A 3D baseball film that flouts all sabermetrics, “Mr. Go” depicts how a Korean team overcomes its losing streak by signing a gorilla. The achievement of this Korean-Chinese co-production is primarily a technical one, rendering a bat-swinging primate that’s adorably lifelike and anchors the well-wrought action setpieces. Still, considering how out-of-left-field the concept is, one wishes helmer Kim Yong-hwa had run more recklessly with the idea, which might have generated more mayhem and a deeper sense of human-creature bonding. Although audiences don’t give a monkey about the pic in Korea (where it’s been billed as that country’s first film fully shot in 3D), it’s been a hit in China, scoring about $17.6 million in 15 days.
Showbox/Mediaplex and mainland partner Huayi Brothers reportedly spent $12 million of their estimated $25 million budget on developing visual effects. The payoff is the creation of not one but two gorillas with distinct physical features and personalities, culminating in a showdown that deviates from the traditional man-vs.-beast endings of films like “King Kong.”
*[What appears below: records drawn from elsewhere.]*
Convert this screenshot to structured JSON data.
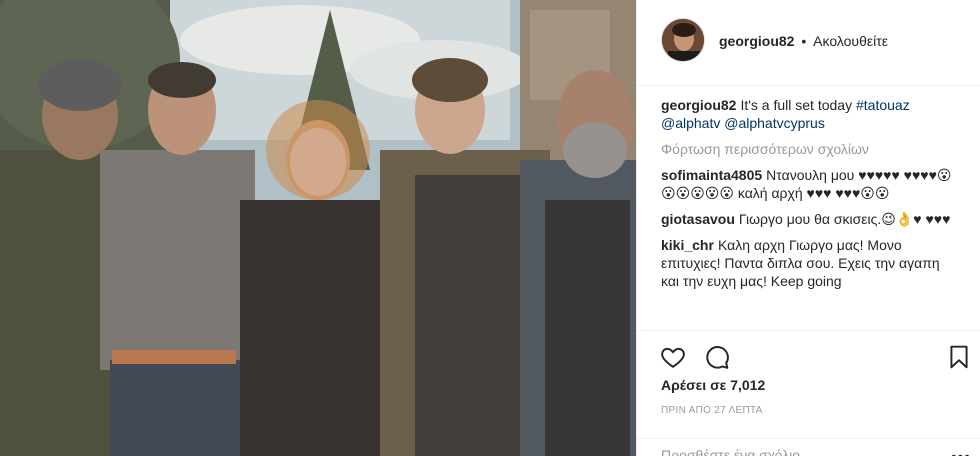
{
  "post": {
    "author": "georgiou82",
    "separator": "•",
    "follow_label": "Ακολουθείτε"
  },
  "caption": {
    "user": "georgiou82",
    "text": "It's a full set today",
    "hashtag": "#tatouaz",
    "mention1": "@alphatv",
    "mention2": "@alphatvcyprus"
  },
  "load_more_label": "Φόρτωση περισσότερων σχολίων",
  "comments": [
    {
      "user": "sofimainta4805",
      "text": "Ντανουλη μου ♥♥♥♥♥ ♥♥♥♥😮😮😮😮😮😮 καλή αρχή ♥♥♥ ♥♥♥😮😮"
    },
    {
      "user": "giotasavou",
      "text": "Γιωργο μου θα σκισεις.😉👌♥ ♥♥♥"
    },
    {
      "user": "kiki_chr",
      "text": "Καλη αρχη Γιωργο μας! Μονο επιτυχιες! Παντα διπλα σου. Εχεις την αγαπη και την ευχη μας! Keep going"
    }
  ],
  "likes_text": "Αρέσει σε 7,012",
  "time_text": "ΠΡΙΝ ΑΠΟ 27 ΛΕΠΤΑ",
  "add_comment_placeholder": "Προσθέστε ένα σχόλιο...",
  "more_label": "•••",
  "colors": {
    "text": "#262626",
    "link": "#003569",
    "muted": "#999999",
    "border": "#efefef"
  }
}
The story originated from Korean artist Heo Young-man’s 1984 comic “The Seventh Team,” but Kim (“200 Pounds Beauty”) eschews cartoonish humor and spontaneity, instead adopting a dramatic realist mode. Yet the decision to shift the protagonists’ background to China, made to fulfill market requirements, results in an artificial feel and several calculated contrivances, such as a reference to the Wenchuan Earthquake.
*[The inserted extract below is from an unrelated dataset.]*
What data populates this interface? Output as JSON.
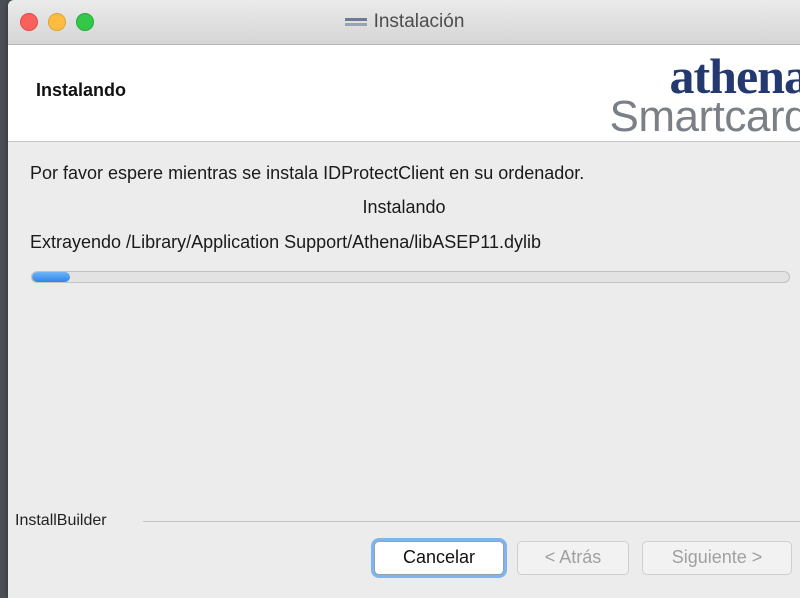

Gorilla Lingling is raised in a Chinese circus and coached to play baseball as a tentpole act by Weiwei (Josie Xu), the adopted granddaughter of ringmaster Zhao (Byun Hee-bong). To raise the game, Zhao acquires mountain gorilla Leiting to make him a pitcher; however, the violently inclined Leiting can’t be tamed. After Zhao passes away, Weiwei, hounded by loan shark Lin Xiaogang (Kim Hie-won) to pay her grandpa’s debts, moves the troupe to the Sino-Korean border town of Yanbian, where Lingling is scouted by Sung Choong-soo (Sung Dong-il), manager of the Doosan Bears, a South Korean baseball team.
Up to this point, it’s hard to warm to either Lingling or Weiwei, as their upbringing is recounted perfunctorily in the form of a promo reel masterminded by Sung. Curiously absent are episodes showing how Lingling learns to bat, certainly the yarn’s most fascinating point. Nor does Lin, played as a whiny buffoon by Kim, appear threatening enough to rouse sympathy for the circus’ plight.
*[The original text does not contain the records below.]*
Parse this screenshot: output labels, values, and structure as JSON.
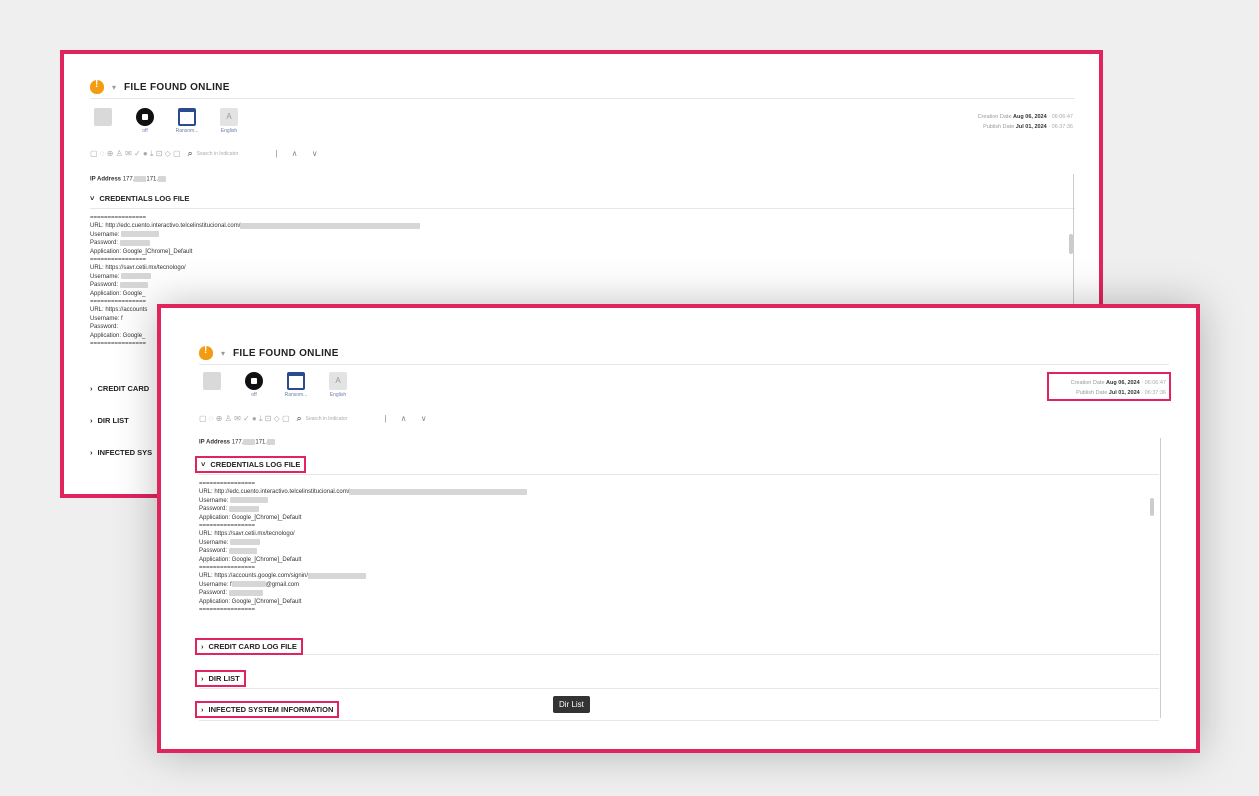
{
  "header": {
    "title": "FILE FOUND ONLINE"
  },
  "tools": [
    {
      "icon": "note-icon",
      "label": ""
    },
    {
      "icon": "lock-icon",
      "label": "off"
    },
    {
      "icon": "window-icon",
      "label": "Ransom..."
    },
    {
      "icon": "language-icon",
      "label": "English"
    }
  ],
  "dates": {
    "creation_label": "Creation Date",
    "creation_date": "Aug 06, 2024",
    "creation_time": "· 06:06:47",
    "publish_label": "Publish Date",
    "publish_date": "Jul 01, 2024",
    "publish_time": "· 06:37:36"
  },
  "search": {
    "placeholder": "Search in Indicator"
  },
  "ip": {
    "label": "IP Address",
    "value": "177.",
    "value2": "171."
  },
  "sections": {
    "credentials": "CREDENTIALS LOG FILE",
    "credit_card": "CREDIT CARD LOG FILE",
    "dir_list": "DIR LIST",
    "infected": "INFECTED SYSTEM INFORMATION",
    "credit_card_cut": "CREDIT CARD",
    "infected_cut": "INFECTED SYS"
  },
  "log": {
    "sep": "================",
    "entry1": {
      "url": "URL: http://edc.cuento.interactivo.telcelinstitucional.com/",
      "user": "Username:",
      "pass": "Password:",
      "app": "Application: Google_[Chrome]_Default"
    },
    "entry2": {
      "url_back": "URL: https://savr.cetii.mx/tecnologo/",
      "url_front": "URL: https://savr.cetii.mx/tecnologo/",
      "user": "Username:",
      "pass": "Password:",
      "app": "Application: Google_[Chrome]_Default"
    },
    "entry3": {
      "url": "URL: https://accounts.google.com/signin/",
      "url_cut": "URL: https://accounts",
      "user": "Username: f",
      "user_suffix": "@gmail.com",
      "pass": "Password:",
      "app": "Application: Google_[Chrome]_Default",
      "app_cut": "Application: Google_"
    },
    "app_cut2": "Application: Google"
  },
  "tooltip": "Dir List"
}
Things pick up once the duo arrives in Seoul, and Lingling, renamed Mr. Go, steps up to the plate at Samjik Stadium. While the 3D effects are discreetly used elsewhere, they are boldly and adroitly employed during the games, making Mr. Go’s strikes and homeruns reverberate beyond the screen. A scene of the gorilla running amok benefits from the dexterity of the camerawork by lensers Park Hyun-cheol and Jeon Dae-seong, as well as from the vivid CG detailing of facial expressions and body movements.
Nevertheless, the film’s emotional pull remains weak, as the screenplay barely observes the players’ reactions to their new recruit or generates a sense of team camaraderie as Lingling helps the downtrodden Bears climb up in the league rankings. Likewise, there’s little dramatic heft to Sung’s abrupt transformation from reviled “bounty hunter,” selling off ace players, to Lingling and Weiwei’s selfless benefactor.
Xu, who’s acted alongside computer-generated creatures in “CJ7″ (2008) and “Starry, Starry Night” (2011), is comfortable performing with simulated simians. However, the 16-year-old thesp appears awkward and emotionally disengaged, allowing Sung Dong-ill’s shrill perf to upstage hers.
Sung ends up hogging more screentime than his role deserves, though his hijinks supply the film’s rare moments of laugh-out-loud silliness, as when his rare botanical collection becomes Lingling’s high-fiber diet, or in a quintessentially Korean scene of them bonding over rice wine and kimchi. Joe Odagiri, cast for his popularity in Korea, gives a campy turn as the president of Japan’s Chunichi Dragons; sporting a pudding-bowl haircut that becomes a running gag, he slyly reveals a calculating streak beneath his foppish eccentricity.
Tech credits are slick, but snappier editing would have set a jauntier mood and tightened the sprawling 135-minute running time. Music by Lee Jae-hak employs songs by Dire Straits and Taiwanese crooner Teresa Tang to tongue-in-cheek effect.